From the opening bars of Unity Is Strength it’s apparent that this uptempo track is something special. A chiming guitar, drums percussion and synths provide the accompaniment for the vocal which is which is delivered with power and passion and sometimes becomes a vamp as it’s delivered with urgency. The result is one of the album’s highlights.
The Goat’s Voice closes Black Ants Always Fly Together, One Bangle Makes No Sound and features an emotive and impassioned vocal. It’s delivered against an arrangement where traditional and electronic instruments are combined successfully during a multilayered arrangement. This includes a blistering and chiming guitar and even some Eastern sounds during this captivating and memorable track. It brings to an end this musical feast.
Black Ants Always Fly Together, One Bangle Makes No Sound features the Kasai Allstars’ genre-melting music and finds them mixing their unique sound with electronic music to create a twelve course veritable musical feast.
Kasai Allstars-Black Ants Always Fly Together, One Bangle Makes No Sound.
- Posted in: Acid House ♦ Afrobeat ♦ Alt-Rock ♦ Avant Garde ♦ Electronic ♦ Gospel ♦ Improv ♦ Jazz ♦ Rock ♦ Soul
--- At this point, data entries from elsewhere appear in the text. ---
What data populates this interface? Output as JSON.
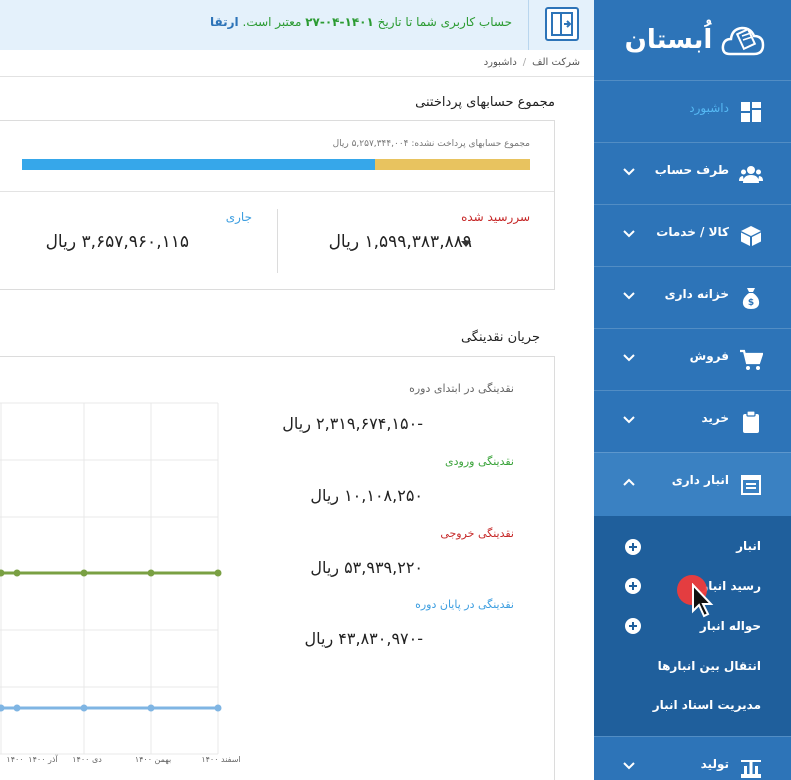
{
  "banner": {
    "text": "حساب کاربری شما تا تاریخ",
    "date": "۱۴۰۱-۰۴-۲۷",
    "suffix": "معتبر است.",
    "upgrade": "ارتقا"
  },
  "breadcrumb": {
    "company": "شرکت الف",
    "sep": "/",
    "page": "داشبورد"
  },
  "logo": {
    "text": "اُبستان"
  },
  "payables": {
    "title": "مجموع حسابهای پرداختنی",
    "unpaid_text": "مجموع حسابهای پرداخت نشده: ۵,۲۵۷,۳۴۴,۰۰۴ ریال",
    "bar_fraction": 0.695,
    "overdue_label": "سررسید شده",
    "overdue_value": "۱,۵۹۹,۳۸۳,۸۸۹ ریال",
    "current_label": "جاری",
    "current_value": "۳,۶۵۷,۹۶۰,۱۱۵ ریال"
  },
  "cashflow": {
    "title": "جریان نقدینگی",
    "items": [
      {
        "label": "نقدینگی در ابتدای دوره",
        "value": "-۲,۳۱۹,۶۷۴,۱۵۰ ریال",
        "color": "#666666"
      },
      {
        "label": "نقدینگی ورودی",
        "value": "۱۰,۱۰۸,۲۵۰ ریال",
        "color": "#3aa33a"
      },
      {
        "label": "نقدینگی خروجی",
        "value": "۵۳,۹۳۹,۲۲۰ ریال",
        "color": "#c62828"
      },
      {
        "label": "نقدینگی در پایان دوره",
        "value": "-۴۳,۸۳۰,۹۷۰ ریال",
        "color": "#3d9ee0"
      }
    ]
  },
  "chart_data": {
    "type": "line",
    "categories": [
      "آذر ۱۴۰۰",
      "دی ۱۴۰۰",
      "بهمن ۱۴۰۰",
      "اسفند ۱۴۰۰"
    ],
    "visible_tick_labels": [
      "۱۴۰۰",
      "آذر ۱۴۰۰",
      "دی ۱۴۰۰",
      "بهمن ۱۴۰۰",
      "اسفند ۱۴۰۰"
    ],
    "series": [
      {
        "color": "#7aa043",
        "values": [
          1,
          1,
          1,
          1,
          1
        ]
      },
      {
        "color": "#7fb5e3",
        "values": [
          0,
          0,
          0,
          0,
          0
        ]
      }
    ],
    "grid": true
  },
  "sidebar": {
    "items": [
      {
        "label": "داشبورد",
        "icon": "dashboard-icon",
        "active": true
      },
      {
        "label": "طرف حساب",
        "icon": "users-icon"
      },
      {
        "label": "کالا / خدمات",
        "icon": "box-icon"
      },
      {
        "label": "خزانه داری",
        "icon": "money-bag-icon"
      },
      {
        "label": "فروش",
        "icon": "cart-icon"
      },
      {
        "label": "خرید",
        "icon": "clipboard-icon"
      },
      {
        "label": "انبار داری",
        "icon": "warehouse-icon",
        "open": true
      },
      {
        "label": "تولید",
        "icon": "factory-icon"
      }
    ],
    "submenu": [
      {
        "label": "انبار",
        "plus": true
      },
      {
        "label": "رسید انبار",
        "plus": true
      },
      {
        "label": "حواله انبار",
        "plus": true
      },
      {
        "label": "انتقال بین انبارها",
        "plus": false
      },
      {
        "label": "مدیریت اسناد انبار",
        "plus": false
      }
    ]
  },
  "colors": {
    "sidebar": "#2d74b8",
    "submenu": "#1f5f9c",
    "accent": "#36a7ea",
    "bar_rest": "#e8c35f"
  }
}
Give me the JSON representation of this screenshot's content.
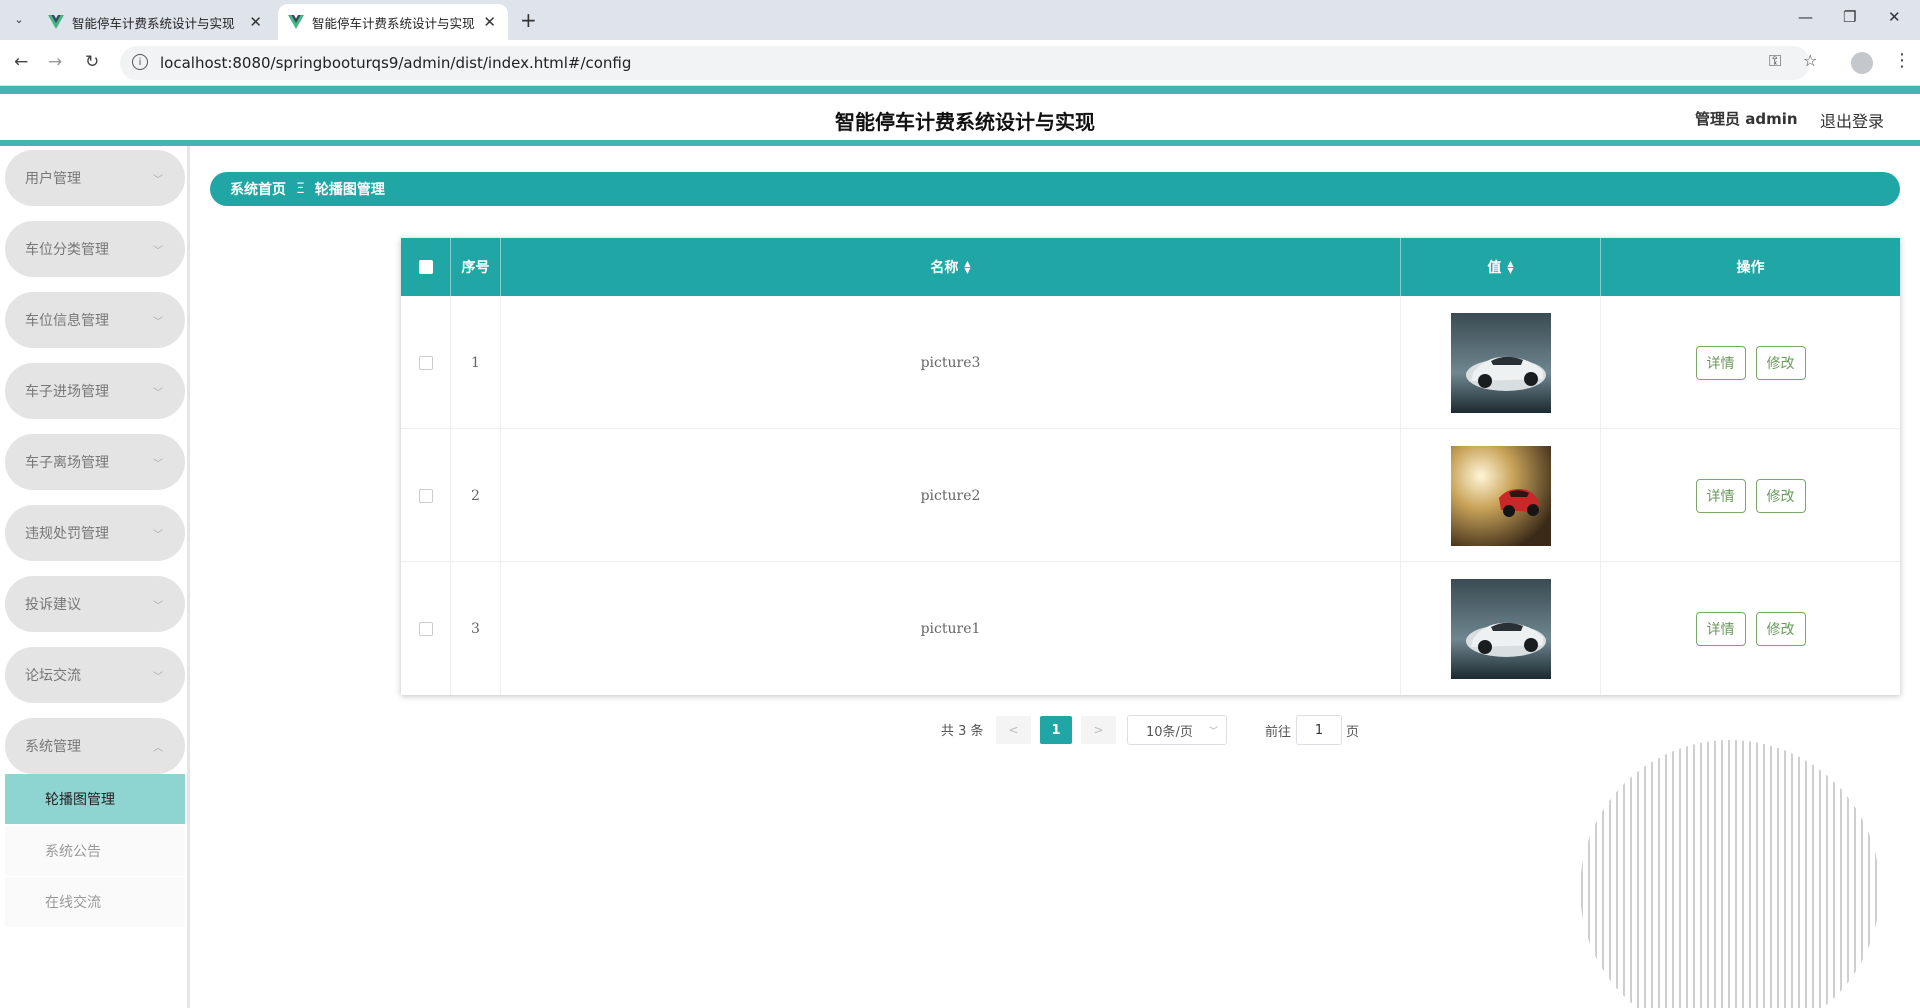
{
  "browser": {
    "tabs": [
      {
        "label": "智能停车计费系统设计与实现"
      },
      {
        "label": "智能停车计费系统设计与实现"
      }
    ],
    "url": "localhost:8080/springbooturqs9/admin/dist/index.html#/config"
  },
  "header": {
    "title": "智能停车计费系统设计与实现",
    "user_label": "管理员 admin",
    "logout_label": "退出登录"
  },
  "sidebar": {
    "items": [
      {
        "label": "用户管理"
      },
      {
        "label": "车位分类管理"
      },
      {
        "label": "车位信息管理"
      },
      {
        "label": "车子进场管理"
      },
      {
        "label": "车子离场管理"
      },
      {
        "label": "违规处罚管理"
      },
      {
        "label": "投诉建议"
      },
      {
        "label": "论坛交流"
      },
      {
        "label": "系统管理"
      }
    ],
    "sub_items": [
      {
        "label": "轮播图管理",
        "active": true
      },
      {
        "label": "系统公告",
        "active": false
      },
      {
        "label": "在线交流",
        "active": false
      }
    ]
  },
  "breadcrumb": {
    "home": "系统首页",
    "separator": "Ξ",
    "current": "轮播图管理"
  },
  "table": {
    "columns": {
      "index": "序号",
      "name": "名称",
      "value": "值",
      "actions": "操作"
    },
    "rows": [
      {
        "index": "1",
        "name": "picture3",
        "image": "white-sports-car"
      },
      {
        "index": "2",
        "name": "picture2",
        "image": "red-sports-car"
      },
      {
        "index": "3",
        "name": "picture1",
        "image": "white-sports-car"
      }
    ],
    "detail_label": "详情",
    "edit_label": "修改"
  },
  "pagination": {
    "total": "共 3 条",
    "prev": "<",
    "current_page": "1",
    "next": ">",
    "page_size": "10条/页",
    "goto_prefix": "前往",
    "goto_value": "1",
    "goto_suffix": "页"
  },
  "colors": {
    "accent": "#20a7a5",
    "accent_light": "#8ed4d1",
    "header_stripe": "#43b4b2"
  }
}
- Tagged: 7th Moon The Chief Turned Into A Swimming Fish and Ate The Head Of His Enemy By Magic, Around Félicité, Beware The Fetish, Black Ants Always Fly Together One Bangle Makes No Sound, Crammed Discs, In The 7th Moon, Kasai Allstars